----- Provided material -----

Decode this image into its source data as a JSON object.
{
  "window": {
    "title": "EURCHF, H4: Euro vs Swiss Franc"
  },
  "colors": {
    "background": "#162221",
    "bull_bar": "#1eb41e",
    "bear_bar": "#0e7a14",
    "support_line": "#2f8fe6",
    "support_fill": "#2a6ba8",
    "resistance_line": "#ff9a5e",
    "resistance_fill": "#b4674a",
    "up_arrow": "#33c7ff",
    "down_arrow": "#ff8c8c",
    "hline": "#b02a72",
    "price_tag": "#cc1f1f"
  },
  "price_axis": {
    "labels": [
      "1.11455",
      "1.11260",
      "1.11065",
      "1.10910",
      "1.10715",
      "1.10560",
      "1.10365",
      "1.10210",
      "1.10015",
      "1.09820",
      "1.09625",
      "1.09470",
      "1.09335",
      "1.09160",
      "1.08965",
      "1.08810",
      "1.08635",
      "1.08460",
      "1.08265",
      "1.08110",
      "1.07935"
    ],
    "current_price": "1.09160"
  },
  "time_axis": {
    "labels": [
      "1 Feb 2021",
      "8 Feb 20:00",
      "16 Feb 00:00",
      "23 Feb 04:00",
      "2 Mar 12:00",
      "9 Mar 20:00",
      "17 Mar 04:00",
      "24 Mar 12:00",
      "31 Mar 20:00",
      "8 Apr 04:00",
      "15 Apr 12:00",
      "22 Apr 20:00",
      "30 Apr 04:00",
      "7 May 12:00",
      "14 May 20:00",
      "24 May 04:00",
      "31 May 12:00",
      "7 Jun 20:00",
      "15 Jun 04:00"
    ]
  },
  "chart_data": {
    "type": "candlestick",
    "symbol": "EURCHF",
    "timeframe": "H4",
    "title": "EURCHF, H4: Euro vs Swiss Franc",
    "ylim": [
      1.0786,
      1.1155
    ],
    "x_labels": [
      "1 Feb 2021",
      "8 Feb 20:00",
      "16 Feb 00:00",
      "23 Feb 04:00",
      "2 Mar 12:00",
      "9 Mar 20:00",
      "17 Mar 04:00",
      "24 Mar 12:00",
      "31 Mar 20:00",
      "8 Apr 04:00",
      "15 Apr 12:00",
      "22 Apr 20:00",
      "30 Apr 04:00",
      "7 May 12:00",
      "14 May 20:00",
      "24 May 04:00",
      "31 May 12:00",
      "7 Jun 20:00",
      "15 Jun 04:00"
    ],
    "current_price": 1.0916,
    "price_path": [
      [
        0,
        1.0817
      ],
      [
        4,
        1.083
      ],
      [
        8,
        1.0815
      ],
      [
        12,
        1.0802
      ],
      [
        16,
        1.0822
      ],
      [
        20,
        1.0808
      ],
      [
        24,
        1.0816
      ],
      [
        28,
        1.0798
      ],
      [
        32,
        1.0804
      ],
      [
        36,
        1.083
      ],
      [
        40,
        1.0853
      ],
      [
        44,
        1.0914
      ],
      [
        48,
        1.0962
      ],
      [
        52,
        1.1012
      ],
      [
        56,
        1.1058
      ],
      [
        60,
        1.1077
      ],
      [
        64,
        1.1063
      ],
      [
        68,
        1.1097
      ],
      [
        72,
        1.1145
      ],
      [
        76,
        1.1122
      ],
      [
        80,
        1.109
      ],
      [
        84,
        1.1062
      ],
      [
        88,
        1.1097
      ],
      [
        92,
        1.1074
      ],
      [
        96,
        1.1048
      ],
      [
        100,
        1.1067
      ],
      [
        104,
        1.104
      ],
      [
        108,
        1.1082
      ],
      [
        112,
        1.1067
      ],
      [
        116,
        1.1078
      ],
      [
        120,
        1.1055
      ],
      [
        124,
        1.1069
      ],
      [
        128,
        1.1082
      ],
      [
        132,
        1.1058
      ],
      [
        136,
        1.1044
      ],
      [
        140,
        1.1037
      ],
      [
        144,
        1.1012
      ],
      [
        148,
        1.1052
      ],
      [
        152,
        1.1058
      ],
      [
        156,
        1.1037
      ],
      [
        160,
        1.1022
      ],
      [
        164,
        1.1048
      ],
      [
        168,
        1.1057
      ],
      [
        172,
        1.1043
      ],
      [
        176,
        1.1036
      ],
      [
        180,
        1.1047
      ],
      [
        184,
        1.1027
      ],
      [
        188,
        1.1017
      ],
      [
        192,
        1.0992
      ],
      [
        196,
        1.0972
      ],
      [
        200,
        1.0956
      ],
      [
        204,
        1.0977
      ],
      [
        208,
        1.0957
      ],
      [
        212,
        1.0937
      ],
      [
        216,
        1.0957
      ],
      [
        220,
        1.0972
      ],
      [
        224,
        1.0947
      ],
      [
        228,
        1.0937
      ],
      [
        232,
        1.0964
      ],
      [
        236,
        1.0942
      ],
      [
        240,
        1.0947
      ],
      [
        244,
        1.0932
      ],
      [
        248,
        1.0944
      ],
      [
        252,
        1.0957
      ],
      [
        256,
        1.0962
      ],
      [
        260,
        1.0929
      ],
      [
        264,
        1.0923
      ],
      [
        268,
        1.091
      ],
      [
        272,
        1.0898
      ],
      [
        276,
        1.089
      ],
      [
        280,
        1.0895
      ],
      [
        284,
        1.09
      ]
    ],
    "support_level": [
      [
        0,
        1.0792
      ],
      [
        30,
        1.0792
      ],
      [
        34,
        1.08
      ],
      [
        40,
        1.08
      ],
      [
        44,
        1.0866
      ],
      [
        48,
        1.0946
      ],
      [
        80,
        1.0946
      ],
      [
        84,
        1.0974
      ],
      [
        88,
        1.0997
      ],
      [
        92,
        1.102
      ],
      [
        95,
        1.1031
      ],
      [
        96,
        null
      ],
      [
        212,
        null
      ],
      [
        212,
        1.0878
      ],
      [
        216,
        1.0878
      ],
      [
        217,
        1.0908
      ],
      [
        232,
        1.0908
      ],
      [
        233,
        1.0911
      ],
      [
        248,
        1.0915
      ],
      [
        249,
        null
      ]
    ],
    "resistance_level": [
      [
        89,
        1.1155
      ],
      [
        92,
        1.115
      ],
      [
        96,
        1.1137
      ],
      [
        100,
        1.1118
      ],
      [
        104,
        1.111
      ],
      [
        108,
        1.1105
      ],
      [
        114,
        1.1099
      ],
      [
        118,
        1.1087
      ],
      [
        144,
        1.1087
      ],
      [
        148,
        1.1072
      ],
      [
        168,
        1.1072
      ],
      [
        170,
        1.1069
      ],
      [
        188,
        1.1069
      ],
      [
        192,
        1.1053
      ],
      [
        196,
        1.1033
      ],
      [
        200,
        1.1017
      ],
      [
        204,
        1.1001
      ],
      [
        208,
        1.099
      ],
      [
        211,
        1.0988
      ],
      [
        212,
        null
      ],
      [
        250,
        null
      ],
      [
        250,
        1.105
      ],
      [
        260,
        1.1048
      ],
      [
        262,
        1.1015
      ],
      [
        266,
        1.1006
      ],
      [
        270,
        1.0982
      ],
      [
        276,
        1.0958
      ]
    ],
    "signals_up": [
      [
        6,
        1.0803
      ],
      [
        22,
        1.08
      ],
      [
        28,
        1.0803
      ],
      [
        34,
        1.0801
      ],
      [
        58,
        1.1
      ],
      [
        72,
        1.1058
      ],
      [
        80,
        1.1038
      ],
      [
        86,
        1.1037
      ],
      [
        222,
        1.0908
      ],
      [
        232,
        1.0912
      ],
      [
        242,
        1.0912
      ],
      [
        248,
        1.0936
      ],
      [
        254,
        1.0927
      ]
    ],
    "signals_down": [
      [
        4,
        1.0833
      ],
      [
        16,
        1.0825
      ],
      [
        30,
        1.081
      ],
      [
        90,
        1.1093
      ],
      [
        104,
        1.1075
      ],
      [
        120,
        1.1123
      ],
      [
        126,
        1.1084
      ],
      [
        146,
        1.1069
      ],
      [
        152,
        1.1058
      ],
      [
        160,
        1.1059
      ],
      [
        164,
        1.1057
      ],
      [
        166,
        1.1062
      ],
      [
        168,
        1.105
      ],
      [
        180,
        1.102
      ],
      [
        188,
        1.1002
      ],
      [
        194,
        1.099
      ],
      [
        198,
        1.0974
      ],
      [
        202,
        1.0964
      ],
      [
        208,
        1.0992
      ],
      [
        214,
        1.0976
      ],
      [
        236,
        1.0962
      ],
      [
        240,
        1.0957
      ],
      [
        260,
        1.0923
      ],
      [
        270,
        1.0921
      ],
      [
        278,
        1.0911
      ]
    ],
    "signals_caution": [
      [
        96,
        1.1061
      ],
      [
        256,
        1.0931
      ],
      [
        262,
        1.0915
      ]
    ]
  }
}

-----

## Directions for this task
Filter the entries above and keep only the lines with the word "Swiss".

## Exercise output
    "title": "EURCHF, H4: Euro vs Swiss Franc"
    "title": "EURCHF, H4: Euro vs Swiss Franc",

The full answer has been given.